Long running concerns over the future of Interserve – the largest public sector focused contractor and outsourcing firm – took a new twist on 15 March 2019 when shareholders voted 59% against a debt-for-equity rescue package that would have seen the firm’s debts cut from £650m to £275m.

As a result, Interserve plc (the parent company) was placed into administration and the rest of Interserve group transferred to a new parent company, Montana 1 Limited (“Montana One”), which is likely to be renamed as an “Interserve” company soon.

Following only fourteen months after the collapse of Carillion, social housing providers will be concerned about the effect on delivery of construction projects and facilities management contracts with Interserve group companies. While the outcome of the administration is not yet certain, there are several steps which employers can take to protect themselves:

  • First, make sure you know where your contracts and security documents (parent company guarantees, performance bonds, and collateral warranties) are held. These documents are key to working out what rights you do and don’t have.
  • Second, review any contracts with Interserve for a “change of control” clause. These clauses may prohibit a change in the ultimate parent company from Interserve from to Montana One, or even allow you to exit contract completely.
  • Third, review the security documents to ascertain whether you have a parent company guarantee (“PCG”) from Interserve plc. PCGs granted by Interserve plc are likely to be worthless, as Interserve plc is unlikely to have the financial capability of standing behind any claims made under the PCG. It is not yet clear what Montana One’s financial standing is. Trading in shares of Montana One is expected to commence as early as 20 March 2019, and this may give some indication as to the viability of the new parent company.
  • Fourth, review the selection questionnaire used at tender stage. If the selection questionnaire requires a PCG, then the contractor no longer has sufficient financial standing to operate the contract. This may give rise to a right to terminate the contract.
  • Similarly, check whether your contract has a clause which compels the contractor to maintain the level of financial standing required in the procurement process. If the contractor no longer meets this level, you may be able to terminate the contract.

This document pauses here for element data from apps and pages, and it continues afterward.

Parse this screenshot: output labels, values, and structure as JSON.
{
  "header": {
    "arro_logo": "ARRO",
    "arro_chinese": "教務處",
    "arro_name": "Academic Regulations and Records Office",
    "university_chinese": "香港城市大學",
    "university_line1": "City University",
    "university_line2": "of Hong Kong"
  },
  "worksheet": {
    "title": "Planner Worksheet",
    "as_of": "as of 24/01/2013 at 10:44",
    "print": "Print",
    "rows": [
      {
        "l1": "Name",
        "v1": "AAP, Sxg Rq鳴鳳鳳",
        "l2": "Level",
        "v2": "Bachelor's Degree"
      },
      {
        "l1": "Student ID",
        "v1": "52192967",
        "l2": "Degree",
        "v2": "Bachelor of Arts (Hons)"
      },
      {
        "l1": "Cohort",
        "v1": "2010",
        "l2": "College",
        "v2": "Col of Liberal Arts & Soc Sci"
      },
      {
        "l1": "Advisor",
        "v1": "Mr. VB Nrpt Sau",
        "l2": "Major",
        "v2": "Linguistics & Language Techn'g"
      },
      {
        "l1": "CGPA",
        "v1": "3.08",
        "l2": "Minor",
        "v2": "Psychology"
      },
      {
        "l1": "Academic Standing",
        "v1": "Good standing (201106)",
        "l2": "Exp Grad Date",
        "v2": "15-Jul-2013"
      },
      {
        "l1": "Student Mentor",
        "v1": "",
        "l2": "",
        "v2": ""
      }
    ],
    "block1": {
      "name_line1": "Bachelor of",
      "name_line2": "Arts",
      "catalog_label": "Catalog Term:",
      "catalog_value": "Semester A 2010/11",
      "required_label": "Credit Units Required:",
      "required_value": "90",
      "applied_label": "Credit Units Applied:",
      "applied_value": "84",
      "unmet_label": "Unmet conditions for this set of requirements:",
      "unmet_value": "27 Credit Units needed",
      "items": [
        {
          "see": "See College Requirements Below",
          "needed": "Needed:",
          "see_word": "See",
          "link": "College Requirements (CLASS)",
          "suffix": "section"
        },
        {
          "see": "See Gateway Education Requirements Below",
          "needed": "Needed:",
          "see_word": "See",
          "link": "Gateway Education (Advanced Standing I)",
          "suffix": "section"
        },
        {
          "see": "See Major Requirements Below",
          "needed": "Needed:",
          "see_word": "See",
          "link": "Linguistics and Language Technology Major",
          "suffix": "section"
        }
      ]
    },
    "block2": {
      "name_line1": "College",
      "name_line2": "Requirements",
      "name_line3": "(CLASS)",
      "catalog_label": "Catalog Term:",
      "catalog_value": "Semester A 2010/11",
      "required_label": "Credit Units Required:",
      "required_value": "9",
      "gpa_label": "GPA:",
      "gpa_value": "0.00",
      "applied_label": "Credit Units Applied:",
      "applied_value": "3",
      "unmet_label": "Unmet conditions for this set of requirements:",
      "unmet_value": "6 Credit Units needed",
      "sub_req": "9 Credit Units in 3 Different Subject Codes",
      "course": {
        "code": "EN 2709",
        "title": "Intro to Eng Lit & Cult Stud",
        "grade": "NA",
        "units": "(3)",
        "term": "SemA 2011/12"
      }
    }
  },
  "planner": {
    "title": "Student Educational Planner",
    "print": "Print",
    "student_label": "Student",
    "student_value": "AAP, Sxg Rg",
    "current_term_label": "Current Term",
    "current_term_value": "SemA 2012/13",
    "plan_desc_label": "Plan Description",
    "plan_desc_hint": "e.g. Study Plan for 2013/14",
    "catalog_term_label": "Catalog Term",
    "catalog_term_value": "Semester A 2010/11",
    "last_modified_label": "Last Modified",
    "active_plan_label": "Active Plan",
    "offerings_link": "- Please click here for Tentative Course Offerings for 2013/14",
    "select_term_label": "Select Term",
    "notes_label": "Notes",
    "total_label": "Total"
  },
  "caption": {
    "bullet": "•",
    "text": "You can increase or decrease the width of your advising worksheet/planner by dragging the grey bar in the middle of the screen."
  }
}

More widely, there is growing concern that so many contracts are going to a few large contractors which inevitably causes widespread disruption if they fail. The challenge to social housing providers going forward is how to ensure best value in the provision of works and services in a way that is compliant with public procurement law and also spreads the risk more evenly. This is a topic for another e-briefing!

For more information

See this guide on how to spot the warning signs of contractor insolvency and the steps social housing providers can take to prepare for it.

If you have any concerns about a contract with Interserve, or with any other contractor, or would like to review your procurement strategies, please do not hesitate to contact Andrew Lancaster or Richard Brooks.